The emotional journey of teaching has its own set of challenges.
How do you explain a concept to a young child and keep them on the same page as you go through the process?
How do we get a child to stop talking and just listen?
What can we teach them that might be of use in a classroom setting?
All of these questions and more are asked by many of the world’s most talented teachers.
But are they right?
Are they effective?
In this article, we look at the research and discuss some of the key points to consider before you start teaching.
How to Train Emotions in a Short Amount of Time is the first of its kind from the Australian Institute of Education.
It’s a new book from the Institute of Educational Psychology that covers the latest research on how to train emotions.

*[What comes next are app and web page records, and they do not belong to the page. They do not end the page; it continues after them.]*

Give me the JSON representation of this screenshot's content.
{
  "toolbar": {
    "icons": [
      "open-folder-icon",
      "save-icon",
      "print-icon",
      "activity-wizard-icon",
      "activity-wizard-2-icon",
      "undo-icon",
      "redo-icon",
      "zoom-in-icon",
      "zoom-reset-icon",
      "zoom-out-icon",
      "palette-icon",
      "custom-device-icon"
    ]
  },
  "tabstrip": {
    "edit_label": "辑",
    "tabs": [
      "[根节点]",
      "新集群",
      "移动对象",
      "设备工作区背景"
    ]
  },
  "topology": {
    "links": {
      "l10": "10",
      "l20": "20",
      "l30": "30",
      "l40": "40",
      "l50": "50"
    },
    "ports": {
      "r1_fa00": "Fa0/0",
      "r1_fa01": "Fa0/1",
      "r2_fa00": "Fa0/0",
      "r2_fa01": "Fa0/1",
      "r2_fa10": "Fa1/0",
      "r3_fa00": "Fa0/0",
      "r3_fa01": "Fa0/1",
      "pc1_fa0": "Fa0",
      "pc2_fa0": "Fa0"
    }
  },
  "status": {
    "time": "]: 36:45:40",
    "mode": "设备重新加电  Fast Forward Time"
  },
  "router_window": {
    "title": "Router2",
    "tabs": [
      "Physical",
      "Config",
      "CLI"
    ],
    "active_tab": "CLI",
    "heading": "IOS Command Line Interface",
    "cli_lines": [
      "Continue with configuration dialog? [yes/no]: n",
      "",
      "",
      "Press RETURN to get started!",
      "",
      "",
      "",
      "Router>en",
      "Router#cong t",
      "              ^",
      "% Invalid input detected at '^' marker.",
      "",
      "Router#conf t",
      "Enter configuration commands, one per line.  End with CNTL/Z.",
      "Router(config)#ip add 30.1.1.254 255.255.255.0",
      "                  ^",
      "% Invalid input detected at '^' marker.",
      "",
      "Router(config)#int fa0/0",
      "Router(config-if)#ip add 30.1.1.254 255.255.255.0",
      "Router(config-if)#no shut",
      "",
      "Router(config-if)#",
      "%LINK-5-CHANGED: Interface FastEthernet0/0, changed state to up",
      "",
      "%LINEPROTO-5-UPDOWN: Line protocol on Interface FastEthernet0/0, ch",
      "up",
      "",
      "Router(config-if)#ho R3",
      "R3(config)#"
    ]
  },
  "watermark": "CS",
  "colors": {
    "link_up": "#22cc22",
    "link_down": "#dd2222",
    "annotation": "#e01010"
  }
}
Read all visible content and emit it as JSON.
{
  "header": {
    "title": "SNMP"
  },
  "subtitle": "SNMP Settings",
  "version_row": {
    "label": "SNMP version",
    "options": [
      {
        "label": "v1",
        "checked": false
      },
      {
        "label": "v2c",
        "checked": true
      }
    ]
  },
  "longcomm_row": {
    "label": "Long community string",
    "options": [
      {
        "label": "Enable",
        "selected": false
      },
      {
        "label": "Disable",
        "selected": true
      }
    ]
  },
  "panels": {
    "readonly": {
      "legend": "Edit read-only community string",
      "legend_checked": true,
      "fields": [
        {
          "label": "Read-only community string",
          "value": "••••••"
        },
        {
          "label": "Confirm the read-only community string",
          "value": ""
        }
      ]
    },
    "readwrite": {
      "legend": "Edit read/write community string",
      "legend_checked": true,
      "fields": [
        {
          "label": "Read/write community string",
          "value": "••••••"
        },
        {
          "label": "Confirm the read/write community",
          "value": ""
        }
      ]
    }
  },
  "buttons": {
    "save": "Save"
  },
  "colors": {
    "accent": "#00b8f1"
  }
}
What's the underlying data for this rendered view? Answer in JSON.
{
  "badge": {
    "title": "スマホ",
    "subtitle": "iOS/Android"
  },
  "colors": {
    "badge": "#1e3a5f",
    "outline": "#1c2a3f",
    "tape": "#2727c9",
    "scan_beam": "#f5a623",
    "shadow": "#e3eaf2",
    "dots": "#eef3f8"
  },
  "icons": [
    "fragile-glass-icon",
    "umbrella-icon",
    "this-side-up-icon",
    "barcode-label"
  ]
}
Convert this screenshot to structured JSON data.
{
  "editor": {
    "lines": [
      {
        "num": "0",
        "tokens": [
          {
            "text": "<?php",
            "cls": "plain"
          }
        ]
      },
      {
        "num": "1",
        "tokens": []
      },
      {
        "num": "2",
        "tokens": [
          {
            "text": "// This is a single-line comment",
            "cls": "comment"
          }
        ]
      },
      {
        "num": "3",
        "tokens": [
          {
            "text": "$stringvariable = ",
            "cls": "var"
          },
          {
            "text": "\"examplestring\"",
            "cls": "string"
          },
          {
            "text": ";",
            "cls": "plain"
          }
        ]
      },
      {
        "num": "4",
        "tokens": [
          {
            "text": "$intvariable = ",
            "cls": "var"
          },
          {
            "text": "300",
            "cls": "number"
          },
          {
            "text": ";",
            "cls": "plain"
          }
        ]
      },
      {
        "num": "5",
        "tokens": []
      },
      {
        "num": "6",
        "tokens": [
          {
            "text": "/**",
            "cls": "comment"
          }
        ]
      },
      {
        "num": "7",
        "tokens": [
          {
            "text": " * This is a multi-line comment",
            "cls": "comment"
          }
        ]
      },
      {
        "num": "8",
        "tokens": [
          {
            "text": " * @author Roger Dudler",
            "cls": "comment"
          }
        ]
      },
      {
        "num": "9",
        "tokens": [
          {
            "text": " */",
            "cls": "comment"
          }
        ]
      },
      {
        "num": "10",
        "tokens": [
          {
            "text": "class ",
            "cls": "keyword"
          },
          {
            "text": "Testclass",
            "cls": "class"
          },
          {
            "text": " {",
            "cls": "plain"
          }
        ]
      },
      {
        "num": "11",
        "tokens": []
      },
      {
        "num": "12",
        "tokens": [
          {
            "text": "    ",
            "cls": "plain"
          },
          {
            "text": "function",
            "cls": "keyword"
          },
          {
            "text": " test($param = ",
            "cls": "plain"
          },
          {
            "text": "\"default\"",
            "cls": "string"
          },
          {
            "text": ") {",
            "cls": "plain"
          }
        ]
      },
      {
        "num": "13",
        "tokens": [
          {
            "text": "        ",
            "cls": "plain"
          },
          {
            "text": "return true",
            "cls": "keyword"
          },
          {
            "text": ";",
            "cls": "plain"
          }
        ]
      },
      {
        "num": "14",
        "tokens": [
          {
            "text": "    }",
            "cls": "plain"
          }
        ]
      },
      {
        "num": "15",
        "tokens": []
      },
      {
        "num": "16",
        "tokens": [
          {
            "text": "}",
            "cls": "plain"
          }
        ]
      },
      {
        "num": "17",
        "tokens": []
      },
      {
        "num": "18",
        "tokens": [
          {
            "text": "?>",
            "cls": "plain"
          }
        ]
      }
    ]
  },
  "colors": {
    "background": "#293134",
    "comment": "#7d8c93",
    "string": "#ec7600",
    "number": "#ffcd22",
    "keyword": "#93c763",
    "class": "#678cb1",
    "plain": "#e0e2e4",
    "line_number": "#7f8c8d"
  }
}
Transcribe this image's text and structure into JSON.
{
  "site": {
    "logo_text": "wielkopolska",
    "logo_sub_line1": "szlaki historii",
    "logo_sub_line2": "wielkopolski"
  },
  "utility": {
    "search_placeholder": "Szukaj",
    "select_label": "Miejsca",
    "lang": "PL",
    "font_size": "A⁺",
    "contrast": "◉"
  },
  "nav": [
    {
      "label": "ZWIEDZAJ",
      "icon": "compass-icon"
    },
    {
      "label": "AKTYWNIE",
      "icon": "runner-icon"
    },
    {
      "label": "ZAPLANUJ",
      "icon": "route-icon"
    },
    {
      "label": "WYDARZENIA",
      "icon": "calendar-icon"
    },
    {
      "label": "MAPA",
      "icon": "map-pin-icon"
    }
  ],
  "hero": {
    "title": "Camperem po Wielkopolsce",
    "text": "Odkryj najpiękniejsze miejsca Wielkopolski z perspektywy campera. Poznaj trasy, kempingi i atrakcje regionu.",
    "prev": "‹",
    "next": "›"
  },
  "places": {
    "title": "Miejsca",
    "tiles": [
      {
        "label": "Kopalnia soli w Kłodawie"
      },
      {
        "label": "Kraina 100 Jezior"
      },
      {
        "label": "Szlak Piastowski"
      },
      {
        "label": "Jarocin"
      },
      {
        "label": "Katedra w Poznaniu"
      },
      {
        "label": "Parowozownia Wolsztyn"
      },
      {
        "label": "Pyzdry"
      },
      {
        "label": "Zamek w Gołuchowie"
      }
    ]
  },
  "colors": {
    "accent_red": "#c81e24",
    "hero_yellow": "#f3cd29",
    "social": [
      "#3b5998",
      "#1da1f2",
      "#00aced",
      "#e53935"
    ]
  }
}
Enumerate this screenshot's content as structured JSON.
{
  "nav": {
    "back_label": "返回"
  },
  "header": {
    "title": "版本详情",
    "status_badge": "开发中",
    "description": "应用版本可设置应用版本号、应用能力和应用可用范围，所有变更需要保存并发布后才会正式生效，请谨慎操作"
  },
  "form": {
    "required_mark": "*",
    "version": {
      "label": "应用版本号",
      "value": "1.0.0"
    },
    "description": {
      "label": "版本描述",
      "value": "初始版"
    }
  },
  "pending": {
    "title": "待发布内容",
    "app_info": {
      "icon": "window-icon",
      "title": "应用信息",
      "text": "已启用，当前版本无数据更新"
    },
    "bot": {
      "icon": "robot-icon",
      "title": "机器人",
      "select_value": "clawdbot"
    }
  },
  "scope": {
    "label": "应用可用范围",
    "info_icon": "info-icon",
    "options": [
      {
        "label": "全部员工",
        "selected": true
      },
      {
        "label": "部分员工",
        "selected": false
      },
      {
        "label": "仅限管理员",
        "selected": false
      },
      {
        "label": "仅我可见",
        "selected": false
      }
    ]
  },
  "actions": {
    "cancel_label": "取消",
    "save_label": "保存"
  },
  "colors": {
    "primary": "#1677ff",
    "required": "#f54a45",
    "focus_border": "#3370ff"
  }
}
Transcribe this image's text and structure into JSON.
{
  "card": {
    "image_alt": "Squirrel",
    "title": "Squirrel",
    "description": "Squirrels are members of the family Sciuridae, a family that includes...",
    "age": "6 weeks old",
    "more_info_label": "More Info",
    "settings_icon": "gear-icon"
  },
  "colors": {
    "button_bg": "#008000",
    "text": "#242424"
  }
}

It will be published in November and can be downloaded here.
It looks at how teachers train children to understand, connect and support each other in a range of situations.
There are lots of interesting findings in the book.
For example, there’s research suggesting that children will stop talking when a teacher starts talking and even when the teacher has finished talking.
That’s not a surprise to many teachers who have worked with kids who are developing anxiety.
In one study, one teacher was able to get a student to stop saying ‘I love you’ when the child began to talk about being a victim.
What makes this study particularly interesting is that it was conducted at a university in a school where all the staff had been trained to speak in this way.
This makes it easy to track where and when this kind of behaviour occurs in a child’s school and how it’s affected by a teacher’s actions.
There’s also a big body of research on what happens when we start teaching children emotional skills such as talking, listening and thinking about emotions.
These skills are taught as a part of our early childhood education curriculum, and many children, especially boys, are not even taught how to recognise and recognise emotions.
They are taught only how to react and react in the most appropriate way.
The aim is to give them the skills they need to understand emotions and feelings and then help them understand how to express them effectively.
What happens in classrooms The first thing to know is that you don’t have to be a psychologist to know that children do need to be taught how and why to care about feelings and emotions.
The book starts off by talking about how the research on emotional development in children is flawed, and it’s often not taught to children as part of their early education.
It argues that emotions are taught and learnt as a way of socialising, and that children are simply not taught that this is an appropriate and natural part of human development.
In other words, emotions are learned by socialisation.
As a child gets older, emotions become a part a wider range of learning.
Children will learn to use their feelings to make decisions, to feel hurt and angry, to be assertive and be vulnerable.
When they become adults, they are taught to act on these emotions and use them to manage their own emotions.
For this reason, some teachers say they feel like they need an extra level of training when they teach children how to manage emotions.
But is it a good idea?
This is where the evidence comes in.
There is a big difference between emotional learning and how we think about emotions in the classroom.
A large number of research studies suggest that emotions do not have to become a major part of children’s lives.
This includes research that has found that people who have spent time with emotional kids are more likely to have positive relationships with them, as well as lower levels of depression, anxiety and post-traumatic stress disorder.
As the authors of this research point out, there is some evidence that teaching emotions helps children develop more resilience and better resilience to change.
In fact, one of the reasons they are such good teachers is because they teach them to learn to cope with their emotions, to recognise the feelings they’re feeling, to manage them and to think about how to handle them.
It doesn’t have anything to do with what they are learning about themselves, says researcher Anne Tingley from the University of New South Wales.
“The way they are raised is really important, and their ability to cope, they don’t need any training on how emotions should be dealt with,” she says.
The good news is that emotional learning is also effective.
In a study of 2,700 young people in New South Wales, Tingling and her colleagues found that the more emotionally engaged children were, the more they were likely to be happier and less anxious in school.
The findings were also backed up by another study, which found that emotional-learning methods were effective in helping children develop coping skills, even when those coping skills were not always appropriate.
Why does this work?
In a sense, this is about what it means to be human.
We have to manage our emotions